> _PROBLEM REQUIREMENTS_:
Gather every line in the records below that contains the word "Modu".
+===+
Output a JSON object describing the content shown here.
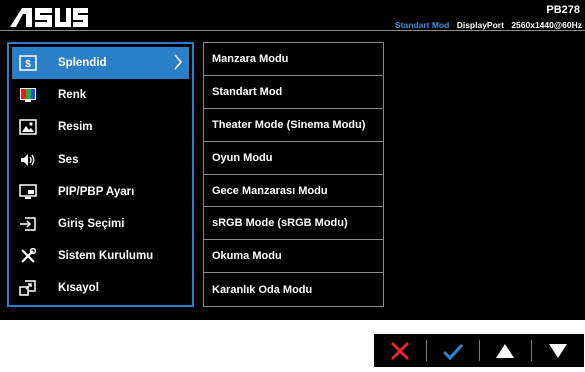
{
  "header": {
    "logo_text": "ASUS",
    "model": "PB278",
    "status_mode": "Standart Mod",
    "status_input": "DisplayPort",
    "status_resolution": "2560x1440@60Hz"
  },
  "main_menu": {
    "items": [
      {
        "label": "Splendid",
        "icon": "splendid-icon",
        "selected": true
      },
      {
        "label": "Renk",
        "icon": "color-icon",
        "selected": false
      },
      {
        "label": "Resim",
        "icon": "image-icon",
        "selected": false
      },
      {
        "label": "Ses",
        "icon": "speaker-icon",
        "selected": false
      },
      {
        "label": "PIP/PBP Ayarı",
        "icon": "pip-icon",
        "selected": false
      },
      {
        "label": "Giriş Seçimi",
        "icon": "input-icon",
        "selected": false
      },
      {
        "label": "Sistem Kurulumu",
        "icon": "tools-icon",
        "selected": false
      },
      {
        "label": "Kısayol",
        "icon": "shortcut-icon",
        "selected": false
      }
    ]
  },
  "sub_menu": {
    "items": [
      "Manzara Modu",
      "Standart Mod",
      "Theater Mode (Sinema Modu)",
      "Oyun Modu",
      "Gece Manzarası Modu",
      "sRGB Mode (sRGB Modu)",
      "Okuma Modu",
      "Karanlık Oda Modu"
    ]
  },
  "keys": [
    "close-x-icon",
    "check-icon",
    "up-triangle-icon",
    "down-triangle-icon"
  ],
  "colors": {
    "accent": "#2a7fc8",
    "status_mode": "#3a8fd6",
    "close_red": "#e8262a",
    "check_blue": "#2a87d6"
  }
}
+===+
> _RESPONSE_:
      "Manzara Modu",
      "Theater Mode (Sinema Modu)",
      "Oyun Modu",
      "Gece Manzarası Modu",
      "sRGB Mode (sRGB Modu)",
      "Okuma Modu",
      "Karanlık Oda Modu"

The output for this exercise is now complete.